» What needs to be done
Return each line of the records below that contains the word "Grundkurs".

##### Listed entries

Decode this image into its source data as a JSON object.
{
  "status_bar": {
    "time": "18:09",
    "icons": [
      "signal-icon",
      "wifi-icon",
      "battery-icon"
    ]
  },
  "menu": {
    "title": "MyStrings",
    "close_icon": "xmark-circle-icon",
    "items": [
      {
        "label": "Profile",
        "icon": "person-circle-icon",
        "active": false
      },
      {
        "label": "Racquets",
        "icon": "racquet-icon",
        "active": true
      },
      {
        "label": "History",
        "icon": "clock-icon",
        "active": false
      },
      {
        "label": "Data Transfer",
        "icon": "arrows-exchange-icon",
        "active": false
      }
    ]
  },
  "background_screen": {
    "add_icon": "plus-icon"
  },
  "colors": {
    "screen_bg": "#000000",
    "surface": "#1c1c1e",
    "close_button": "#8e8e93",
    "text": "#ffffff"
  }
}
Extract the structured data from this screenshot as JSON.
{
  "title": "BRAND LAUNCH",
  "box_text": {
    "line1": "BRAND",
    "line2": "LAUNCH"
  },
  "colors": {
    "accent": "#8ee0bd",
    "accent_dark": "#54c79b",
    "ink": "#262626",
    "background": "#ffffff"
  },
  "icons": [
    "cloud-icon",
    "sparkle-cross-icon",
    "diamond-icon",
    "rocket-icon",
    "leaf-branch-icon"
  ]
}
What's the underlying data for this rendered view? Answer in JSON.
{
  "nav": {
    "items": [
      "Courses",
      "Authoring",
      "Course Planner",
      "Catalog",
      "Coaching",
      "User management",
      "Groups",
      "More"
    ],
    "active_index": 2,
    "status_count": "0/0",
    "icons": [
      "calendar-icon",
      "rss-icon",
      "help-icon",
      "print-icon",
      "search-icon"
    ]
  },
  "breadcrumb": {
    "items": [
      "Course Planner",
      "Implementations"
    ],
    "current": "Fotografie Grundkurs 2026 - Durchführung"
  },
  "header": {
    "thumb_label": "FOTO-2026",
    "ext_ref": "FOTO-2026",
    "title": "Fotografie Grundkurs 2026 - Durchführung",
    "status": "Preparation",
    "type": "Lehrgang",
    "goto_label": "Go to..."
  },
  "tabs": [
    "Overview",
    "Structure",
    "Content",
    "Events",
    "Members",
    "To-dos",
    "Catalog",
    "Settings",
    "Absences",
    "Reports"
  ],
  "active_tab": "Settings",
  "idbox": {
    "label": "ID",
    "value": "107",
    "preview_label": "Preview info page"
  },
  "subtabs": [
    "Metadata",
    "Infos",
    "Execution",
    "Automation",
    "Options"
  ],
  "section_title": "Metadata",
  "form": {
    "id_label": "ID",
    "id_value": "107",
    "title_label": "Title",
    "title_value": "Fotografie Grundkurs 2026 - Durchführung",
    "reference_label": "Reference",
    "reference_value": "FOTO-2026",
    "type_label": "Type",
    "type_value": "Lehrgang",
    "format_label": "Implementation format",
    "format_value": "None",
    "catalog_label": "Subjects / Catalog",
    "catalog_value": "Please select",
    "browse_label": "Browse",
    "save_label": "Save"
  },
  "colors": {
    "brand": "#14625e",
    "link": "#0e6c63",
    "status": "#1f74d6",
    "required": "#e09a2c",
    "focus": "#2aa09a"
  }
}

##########

» Exercise response
    "current": "Fotografie Grundkurs 2026 - Durchführung"
    "title": "Fotografie Grundkurs 2026 - Durchführung",
    "title_value": "Fotografie Grundkurs 2026 - Durchführung",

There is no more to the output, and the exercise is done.